We started our adventure early this morning, stepping out of our hotel (Movenpick) and walking across the road to the entrance of the ancient city of Petra, one of the new “Seven Wonders of the World.” The wonder for us, as a fierce rain started and hail began its assault, was whether- in pre-Passover mode- the plagues were upon us! The two mile walk through the magnificent rock formations was challenging but mind-bogglingly beautiful and by the time we made it to the intricately carved treasury (tomb), the sky had cleared. There were endless photo-worthy moments on the 2 mile walk back to the hotel, though some members of our group opted for a horse-drawn carriage ride that might have been faster but definitely not smoother due to the sometimes stone, sometimes wet and often muddy terrain! After finding a variety of creative ways to dry off and change clothes, we checked out of our hotel and made our way back to the airport in Akaba, stopping for lunch where we watched a snowstorm that left the mountains in the distance perfectly powder-covered. We were admiring the scenery as we passed through a small town. The excitement of seeing tourists rolling by must have been too much for one young Jordanian, who threw a rock that ended up shattering a large window on our bus! It only broke the outer pane, but caused some commotion with the locals and forced us to go off our route and visit the local police station to file a report. Ron, our superb tour guide (and escort through Jordan,) kept us calm and reminded us of the importance of leaving “margins,” or extra time in schedules for the unexpected. The whole event gave new meaning, and a surprising level of laughter, to getting stoned in Jordan… Many winding roads, gorgeous desert views and a border-crossing later, we were back in Israel.
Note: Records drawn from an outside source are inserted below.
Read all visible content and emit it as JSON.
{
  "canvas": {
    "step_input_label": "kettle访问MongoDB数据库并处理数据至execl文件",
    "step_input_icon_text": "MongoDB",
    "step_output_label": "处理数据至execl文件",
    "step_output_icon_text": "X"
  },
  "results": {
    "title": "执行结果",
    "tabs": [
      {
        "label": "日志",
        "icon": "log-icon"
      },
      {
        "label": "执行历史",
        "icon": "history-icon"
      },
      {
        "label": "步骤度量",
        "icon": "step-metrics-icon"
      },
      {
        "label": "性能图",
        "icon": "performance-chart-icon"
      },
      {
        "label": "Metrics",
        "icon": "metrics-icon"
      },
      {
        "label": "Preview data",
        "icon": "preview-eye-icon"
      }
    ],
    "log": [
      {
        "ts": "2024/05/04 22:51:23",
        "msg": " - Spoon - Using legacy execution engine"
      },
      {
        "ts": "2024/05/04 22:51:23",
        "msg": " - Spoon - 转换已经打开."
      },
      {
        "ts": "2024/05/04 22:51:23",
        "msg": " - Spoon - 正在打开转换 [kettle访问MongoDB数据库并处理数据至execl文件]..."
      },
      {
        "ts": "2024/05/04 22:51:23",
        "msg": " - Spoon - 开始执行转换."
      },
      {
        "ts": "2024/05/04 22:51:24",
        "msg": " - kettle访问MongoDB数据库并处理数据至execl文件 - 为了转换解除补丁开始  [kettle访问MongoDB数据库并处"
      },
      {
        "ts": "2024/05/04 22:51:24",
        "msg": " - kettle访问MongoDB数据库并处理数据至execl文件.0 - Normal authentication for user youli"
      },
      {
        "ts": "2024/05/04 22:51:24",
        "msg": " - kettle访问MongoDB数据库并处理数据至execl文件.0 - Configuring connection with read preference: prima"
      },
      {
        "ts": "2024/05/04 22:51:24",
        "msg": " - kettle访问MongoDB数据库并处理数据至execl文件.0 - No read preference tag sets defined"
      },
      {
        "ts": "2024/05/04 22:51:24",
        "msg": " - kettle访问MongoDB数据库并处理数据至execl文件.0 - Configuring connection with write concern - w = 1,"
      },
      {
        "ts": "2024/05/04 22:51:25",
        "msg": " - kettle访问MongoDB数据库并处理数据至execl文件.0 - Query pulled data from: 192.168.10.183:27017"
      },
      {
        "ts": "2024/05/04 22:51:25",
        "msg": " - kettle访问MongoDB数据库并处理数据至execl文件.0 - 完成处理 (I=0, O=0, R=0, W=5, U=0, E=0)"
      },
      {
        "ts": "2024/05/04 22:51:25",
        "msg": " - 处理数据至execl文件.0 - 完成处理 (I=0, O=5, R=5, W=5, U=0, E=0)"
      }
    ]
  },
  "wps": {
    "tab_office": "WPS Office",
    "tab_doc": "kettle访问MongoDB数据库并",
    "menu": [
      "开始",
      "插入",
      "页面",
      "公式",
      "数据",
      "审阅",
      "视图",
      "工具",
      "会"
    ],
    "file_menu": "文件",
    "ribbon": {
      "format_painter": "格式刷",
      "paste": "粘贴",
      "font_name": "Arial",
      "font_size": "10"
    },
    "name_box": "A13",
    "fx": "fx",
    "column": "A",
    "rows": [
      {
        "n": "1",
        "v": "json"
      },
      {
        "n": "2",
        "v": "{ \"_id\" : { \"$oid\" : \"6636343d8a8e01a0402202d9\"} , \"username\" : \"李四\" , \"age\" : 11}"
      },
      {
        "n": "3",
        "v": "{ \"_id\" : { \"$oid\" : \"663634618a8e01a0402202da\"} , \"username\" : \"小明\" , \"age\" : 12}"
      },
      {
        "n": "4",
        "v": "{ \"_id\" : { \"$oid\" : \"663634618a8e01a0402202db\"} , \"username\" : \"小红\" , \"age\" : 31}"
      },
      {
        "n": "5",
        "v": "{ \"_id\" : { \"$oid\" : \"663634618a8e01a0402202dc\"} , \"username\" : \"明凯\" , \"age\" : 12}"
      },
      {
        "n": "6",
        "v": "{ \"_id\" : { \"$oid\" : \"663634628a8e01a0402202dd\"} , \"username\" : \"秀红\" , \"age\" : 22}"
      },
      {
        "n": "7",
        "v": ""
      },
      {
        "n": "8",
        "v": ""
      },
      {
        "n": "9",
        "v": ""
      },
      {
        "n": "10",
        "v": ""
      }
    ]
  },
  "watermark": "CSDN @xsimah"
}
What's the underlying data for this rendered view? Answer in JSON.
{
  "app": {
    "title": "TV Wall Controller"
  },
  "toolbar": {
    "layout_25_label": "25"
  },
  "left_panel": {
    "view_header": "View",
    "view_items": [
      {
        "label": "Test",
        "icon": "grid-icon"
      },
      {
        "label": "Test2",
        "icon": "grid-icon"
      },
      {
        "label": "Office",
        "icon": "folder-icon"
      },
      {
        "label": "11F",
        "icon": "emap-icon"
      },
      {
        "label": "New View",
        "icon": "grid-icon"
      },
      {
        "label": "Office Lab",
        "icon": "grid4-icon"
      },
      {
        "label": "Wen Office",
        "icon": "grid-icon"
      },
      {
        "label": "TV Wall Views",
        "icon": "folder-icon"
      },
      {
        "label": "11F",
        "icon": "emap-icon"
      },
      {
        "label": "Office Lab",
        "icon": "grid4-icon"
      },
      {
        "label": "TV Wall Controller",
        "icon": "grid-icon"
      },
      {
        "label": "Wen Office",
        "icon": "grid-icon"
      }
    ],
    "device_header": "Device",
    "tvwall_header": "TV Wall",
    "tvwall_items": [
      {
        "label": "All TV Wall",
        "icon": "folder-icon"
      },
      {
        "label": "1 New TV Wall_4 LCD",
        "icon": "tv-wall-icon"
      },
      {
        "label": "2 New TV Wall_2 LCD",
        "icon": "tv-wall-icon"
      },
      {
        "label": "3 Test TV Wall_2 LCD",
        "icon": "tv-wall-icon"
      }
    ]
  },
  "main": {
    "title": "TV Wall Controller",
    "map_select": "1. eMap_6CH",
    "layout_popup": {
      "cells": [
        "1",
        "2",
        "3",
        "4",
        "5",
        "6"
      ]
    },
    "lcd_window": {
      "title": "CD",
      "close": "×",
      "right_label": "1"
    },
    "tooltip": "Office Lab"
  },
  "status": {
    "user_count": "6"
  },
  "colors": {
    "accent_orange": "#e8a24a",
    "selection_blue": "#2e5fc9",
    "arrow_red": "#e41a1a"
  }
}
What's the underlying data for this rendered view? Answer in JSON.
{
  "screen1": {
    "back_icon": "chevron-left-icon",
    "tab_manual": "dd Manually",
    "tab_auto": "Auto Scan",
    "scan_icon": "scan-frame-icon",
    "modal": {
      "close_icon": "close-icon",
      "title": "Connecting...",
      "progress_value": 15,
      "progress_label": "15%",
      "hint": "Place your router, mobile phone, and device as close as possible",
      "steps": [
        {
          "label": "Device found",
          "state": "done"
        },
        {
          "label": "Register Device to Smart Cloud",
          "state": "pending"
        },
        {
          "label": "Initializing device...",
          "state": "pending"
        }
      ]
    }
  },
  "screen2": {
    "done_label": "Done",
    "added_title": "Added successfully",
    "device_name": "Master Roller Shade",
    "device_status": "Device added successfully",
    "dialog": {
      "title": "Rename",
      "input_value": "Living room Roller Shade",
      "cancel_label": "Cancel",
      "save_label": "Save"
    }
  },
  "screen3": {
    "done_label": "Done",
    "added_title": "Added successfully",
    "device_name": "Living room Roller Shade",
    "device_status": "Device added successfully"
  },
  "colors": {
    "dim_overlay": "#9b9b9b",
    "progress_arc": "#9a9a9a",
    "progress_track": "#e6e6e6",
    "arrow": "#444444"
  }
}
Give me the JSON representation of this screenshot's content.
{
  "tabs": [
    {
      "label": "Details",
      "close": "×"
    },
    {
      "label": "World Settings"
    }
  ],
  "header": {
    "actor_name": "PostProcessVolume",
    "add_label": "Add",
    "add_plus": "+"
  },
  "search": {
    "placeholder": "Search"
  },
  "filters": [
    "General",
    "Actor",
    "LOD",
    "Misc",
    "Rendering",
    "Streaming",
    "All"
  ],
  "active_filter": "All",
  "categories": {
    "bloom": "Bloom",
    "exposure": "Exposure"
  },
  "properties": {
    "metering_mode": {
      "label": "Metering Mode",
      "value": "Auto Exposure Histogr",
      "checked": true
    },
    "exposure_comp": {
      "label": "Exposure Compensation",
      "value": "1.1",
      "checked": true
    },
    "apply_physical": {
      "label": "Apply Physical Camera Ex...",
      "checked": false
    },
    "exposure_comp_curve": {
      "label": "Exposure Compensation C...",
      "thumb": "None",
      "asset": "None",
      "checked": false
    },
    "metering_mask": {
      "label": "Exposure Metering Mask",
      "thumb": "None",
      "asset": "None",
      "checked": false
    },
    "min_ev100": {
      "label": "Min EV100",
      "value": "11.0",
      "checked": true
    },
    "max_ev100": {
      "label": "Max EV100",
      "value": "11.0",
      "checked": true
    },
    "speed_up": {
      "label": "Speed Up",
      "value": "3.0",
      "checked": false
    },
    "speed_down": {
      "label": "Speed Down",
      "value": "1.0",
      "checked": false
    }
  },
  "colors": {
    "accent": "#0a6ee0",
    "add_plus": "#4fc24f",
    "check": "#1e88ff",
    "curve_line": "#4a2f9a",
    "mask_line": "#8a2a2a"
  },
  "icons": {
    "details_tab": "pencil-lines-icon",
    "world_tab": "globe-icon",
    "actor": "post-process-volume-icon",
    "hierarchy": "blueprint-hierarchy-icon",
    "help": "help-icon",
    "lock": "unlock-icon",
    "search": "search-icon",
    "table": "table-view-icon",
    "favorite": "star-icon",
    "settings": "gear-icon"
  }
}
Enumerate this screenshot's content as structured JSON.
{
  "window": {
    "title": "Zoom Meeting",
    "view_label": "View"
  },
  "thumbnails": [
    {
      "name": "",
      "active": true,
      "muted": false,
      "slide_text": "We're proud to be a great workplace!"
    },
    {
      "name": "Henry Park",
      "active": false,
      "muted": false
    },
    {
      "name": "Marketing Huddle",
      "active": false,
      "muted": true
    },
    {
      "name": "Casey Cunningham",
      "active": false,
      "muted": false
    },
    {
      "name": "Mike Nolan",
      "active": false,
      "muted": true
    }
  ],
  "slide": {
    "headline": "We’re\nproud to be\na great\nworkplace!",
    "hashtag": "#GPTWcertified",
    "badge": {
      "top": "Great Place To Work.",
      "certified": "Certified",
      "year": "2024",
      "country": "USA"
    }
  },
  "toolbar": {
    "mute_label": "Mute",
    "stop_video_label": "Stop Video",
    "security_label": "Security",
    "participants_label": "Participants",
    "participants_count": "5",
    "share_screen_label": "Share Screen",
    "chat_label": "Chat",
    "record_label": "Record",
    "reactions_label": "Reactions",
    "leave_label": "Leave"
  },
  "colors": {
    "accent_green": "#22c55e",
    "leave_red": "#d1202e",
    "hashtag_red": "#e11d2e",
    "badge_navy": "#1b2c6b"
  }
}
After enjoying dinner at the Port of Tel Aviv, it was on to Ben Gurion Airport for our 12:30 a.m. flight back home. We thought arriving there 3 hours before the flight seemed excessive, but the level of security there is HIGH. After countless bag x-rays and checks, questions and lines, we were able to spend our last shekels in the duty-free shop and say our silent goodbyes to this extraordinary country. Exhausted, and armed with a lifetime of moving memories, we boarded our flight to JFK and welcomed our well-earned sleep. In just a few weeks, as we enjoy our seders, we’ll all be able to exclaim: “THIS year in Jerusalem!”